Today the Federal Trade Commission Chairman Jon Leibowitz announced final amendments to the Children’s Online Privacy Protection Rule. The following statement can be attributed to TechFreedom President Berin Szoka :

The FTC deserves credit for heeding concerns raised about those proposed changes that were removed from the final rule. But serious concerns remain. To start, by deeming persistent identifiers as personal information per se , the FTC’s new rule runs contrary to established U.S. privacy law: federal courts have unanimously decided that IP addresses do not allow the contacting of a specific individual.

Further, as Commissioner Ohlhausen’s dissent notes, the COPPA statute does not allow the FTC to impose liability on sites that do not collect children’s information merely because the operator may somehow benefit from an ad network or plug-in operator collecting information—provided the third party neither targets children nor shares information with the site operator.

If a third party becomes liable once a single employee “recognizes the child-directed nature” of a website—whatever that means—COPPA will become the worst kind of notice-and-takedown system: Would a single complaint—or tweet—from a parent or activist group create “knowledge?” Faced with the impossible task of predicting how the FTC might characterize each of the millions of sites on which ads or plug-ins might appear, operators will have to try to block advertising or plug-ins on sites that appears to be child-oriented. If they can’t do that effectively, this potential liability may effectively kill behavioral advertising on any site that can’t prove it isn’t child-oriented—in other words, on small sites.

Thus, COPPA will now impact adult sites, denying publishers revenue and adult users the functionality that is increasingly provided by embeds. Thus, the FTC invites not only a statutory challenge but also a constitutional challenge similar to that which led the Child Online Protection Act (COPA) to be struck down.

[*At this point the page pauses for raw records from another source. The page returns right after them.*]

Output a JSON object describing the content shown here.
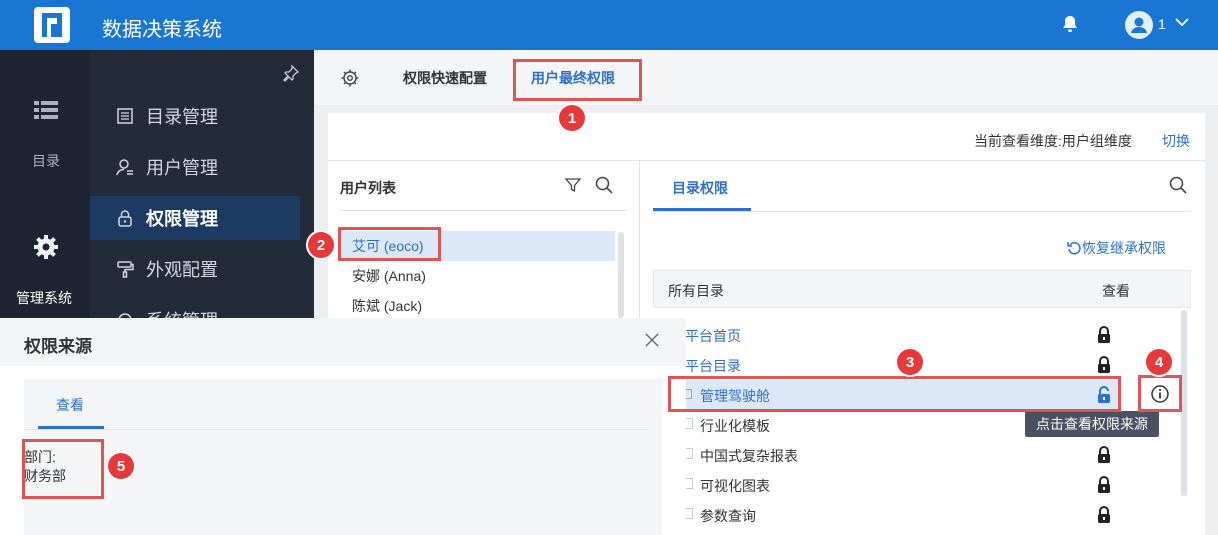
{
  "app": {
    "title": "数据决策系统",
    "user_label": "1"
  },
  "rail": {
    "directory": "目录",
    "admin": "管理系统"
  },
  "menu": {
    "items": [
      {
        "label": "目录管理"
      },
      {
        "label": "用户管理"
      },
      {
        "label": "权限管理"
      },
      {
        "label": "外观配置"
      },
      {
        "label": "系统管理"
      }
    ]
  },
  "tabs": {
    "quick_config": "权限快速配置",
    "final_permission": "用户最终权限"
  },
  "toolbar": {
    "dimension": "当前查看维度:用户组维度",
    "switch": "切换"
  },
  "user_list": {
    "title": "用户列表",
    "users": [
      "艾可 (eoco)",
      "安娜 (Anna)",
      "陈斌 (Jack)"
    ]
  },
  "dir_perm": {
    "tab": "目录权限",
    "restore": "恢复继承权限",
    "col_all": "所有目录",
    "col_view": "查看",
    "rows": [
      {
        "name": "平台首页"
      },
      {
        "name": "平台目录"
      },
      {
        "name": "管理驾驶舱"
      },
      {
        "name": "行业化模板"
      },
      {
        "name": "中国式复杂报表"
      },
      {
        "name": "可视化图表"
      },
      {
        "name": "参数查询"
      }
    ],
    "tooltip": "点击查看权限来源"
  },
  "dialog": {
    "title": "权限来源",
    "tab": "查看",
    "source_type": "部门:",
    "source_value": "财务部"
  },
  "callouts": [
    "1",
    "2",
    "3",
    "4",
    "5"
  ],
  "colors": {
    "header": "#1976d2",
    "accent": "#2f6fd0",
    "callout": "#e05454"
  }
}
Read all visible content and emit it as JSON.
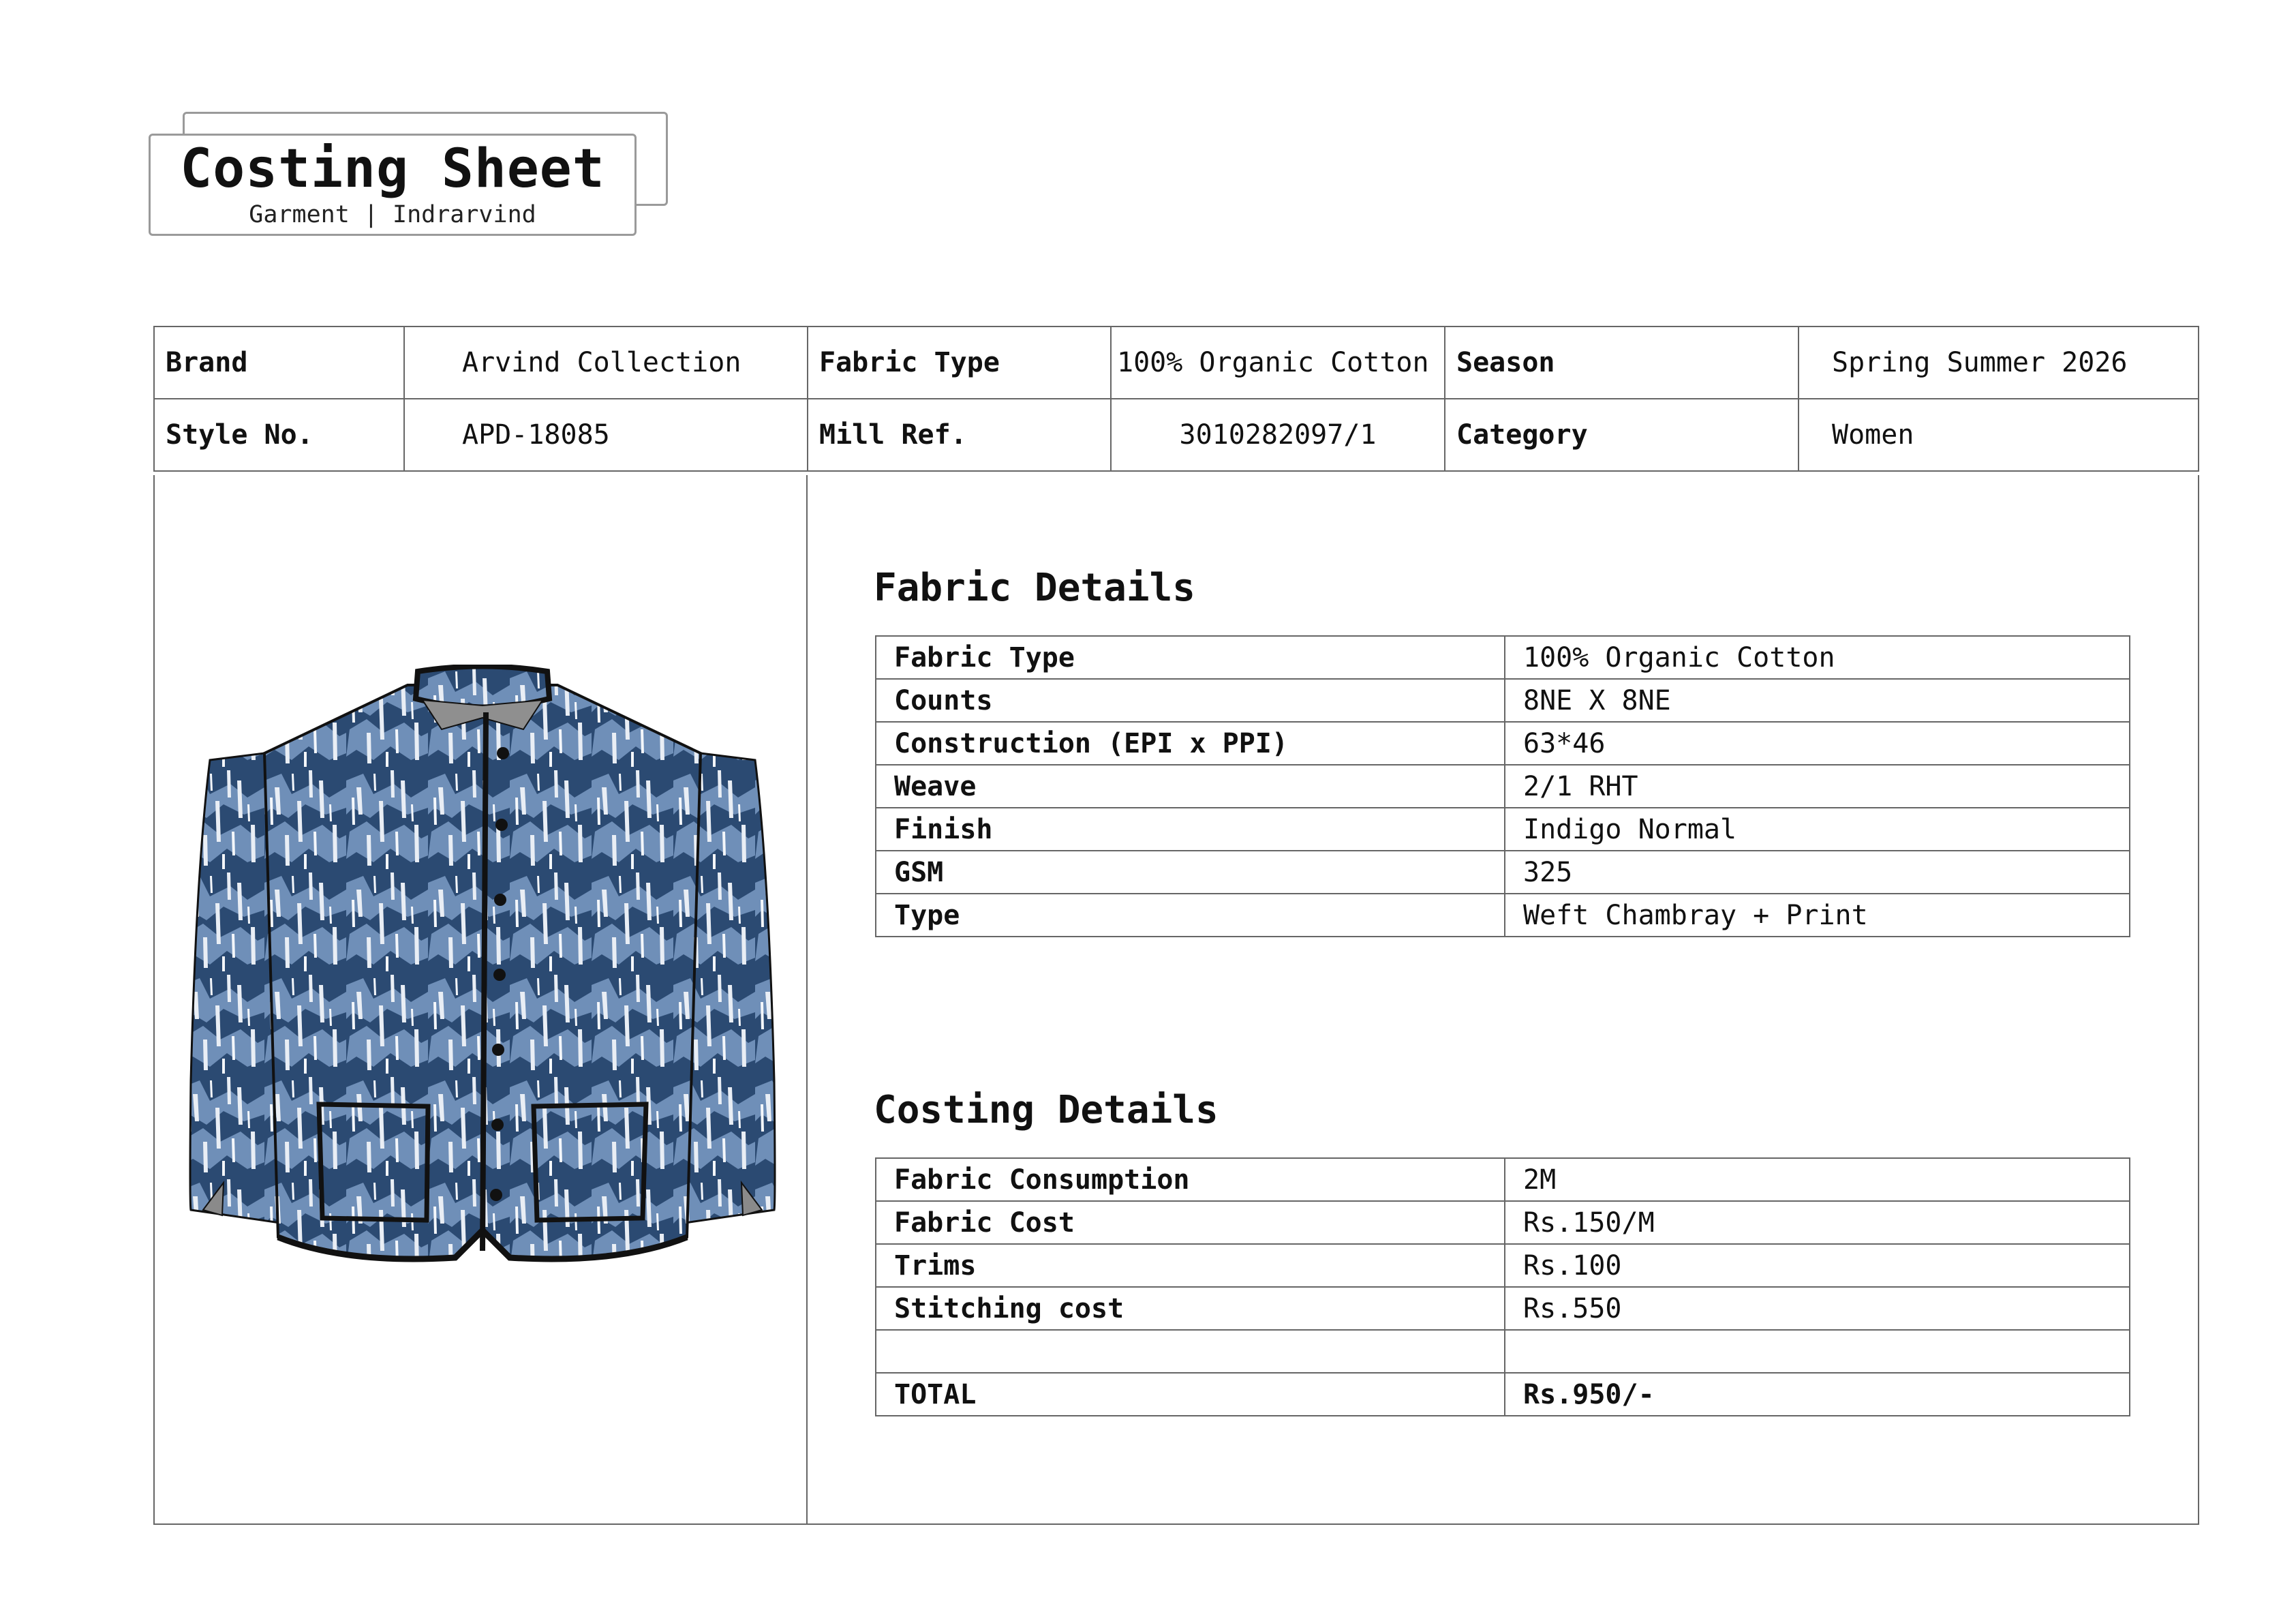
{
  "header": {
    "title": "Costing Sheet",
    "subtitle": "Garment | Indrarvind"
  },
  "info": {
    "row1": {
      "brand_label": "Brand",
      "brand_value": "Arvind Collection",
      "fabric_type_label": "Fabric Type",
      "fabric_type_value": "100% Organic Cotton",
      "season_label": "Season",
      "season_value": "Spring Summer 2026"
    },
    "row2": {
      "style_label": "Style No.",
      "style_value": "APD-18085",
      "mill_label": "Mill Ref.",
      "mill_value": "3010282097/1",
      "category_label": "Category",
      "category_value": "Women"
    }
  },
  "fabric_details": {
    "title": "Fabric Details",
    "rows": [
      {
        "label": "Fabric Type",
        "value": "100% Organic Cotton"
      },
      {
        "label": "Counts",
        "value": "8NE X 8NE"
      },
      {
        "label": "Construction (EPI x PPI)",
        "value": "63*46"
      },
      {
        "label": "Weave",
        "value": "2/1 RHT"
      },
      {
        "label": "Finish",
        "value": "Indigo Normal"
      },
      {
        "label": "GSM",
        "value": "325"
      },
      {
        "label": "Type",
        "value": "Weft Chambray + Print"
      }
    ]
  },
  "costing_details": {
    "title": "Costing Details",
    "rows": [
      {
        "label": "Fabric Consumption",
        "value": "2M"
      },
      {
        "label": "Fabric Cost",
        "value": "Rs.150/M"
      },
      {
        "label": "Trims",
        "value": "Rs.100"
      },
      {
        "label": "Stitching cost",
        "value": "Rs.550"
      },
      {
        "label": "",
        "value": ""
      },
      {
        "label": "TOTAL",
        "value": "Rs.950/-"
      }
    ]
  },
  "garment": {
    "icon": "printed-jacket-illustration",
    "colors": {
      "dark_indigo": "#2b4a72",
      "mid_blue": "#6f8fb8",
      "white": "#e9eef5",
      "trim": "#111111"
    }
  }
}
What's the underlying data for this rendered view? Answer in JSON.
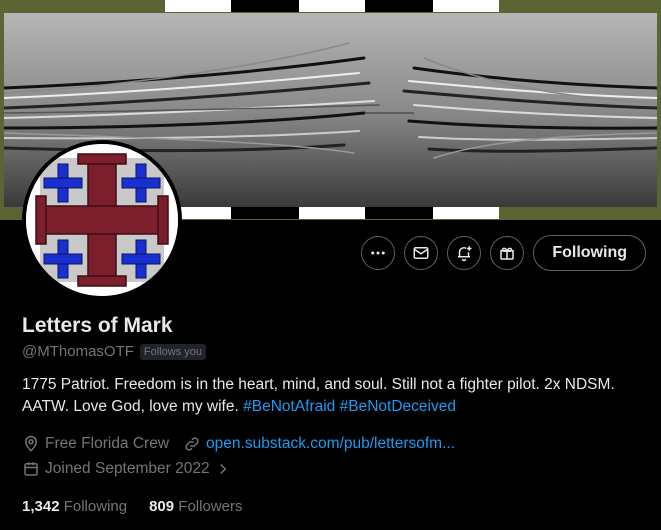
{
  "profile": {
    "display_name": "Letters of Mark",
    "handle": "@MThomasOTF",
    "follows_you": "Follows you",
    "bio_text": "1775 Patriot. Freedom is in the heart, mind, and soul. Still not a fighter pilot. 2x NDSM. AATW. Love God, love my wife.",
    "hashtags": [
      "#BeNotAfraid",
      "#BeNotDeceived"
    ],
    "location": "Free Florida Crew",
    "website": "open.substack.com/pub/lettersofm...",
    "joined": "Joined September 2022"
  },
  "actions": {
    "more_icon": "more-icon",
    "message_icon": "envelope-icon",
    "notify_icon": "bell-plus-icon",
    "subscribe_icon": "gift-icon",
    "follow_label": "Following"
  },
  "stats": {
    "following_count": "1,342",
    "following_label": "Following",
    "followers_count": "809",
    "followers_label": "Followers"
  },
  "colors": {
    "background": "#000000",
    "accent": "#1d9bf0",
    "muted": "#71767b",
    "text": "#e7e9ea",
    "avatar_cross": "#7a1f2b",
    "avatar_small_cross": "#1a2fd0",
    "banner_frame": "#5b6534"
  }
}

Finally, if operators of kids’ sites are liable for data collection by third parties they “allow” on their sites, some will simply block their users from embedding third-party content when they post on the site—say, embedding a YouTube video in an online forum. The problem is that such videos may collect an IP address to show a behaviorally targeted ad, but site operators have no way of controlling what embedded content does—except to block embeds altogether. Crippling the functionality of kids’ sites in this way will drive more kids to lie about their age to use more functional general-audience sites. This will harm kids’ media and frustrate COPPA’s core goal: parental empowerment.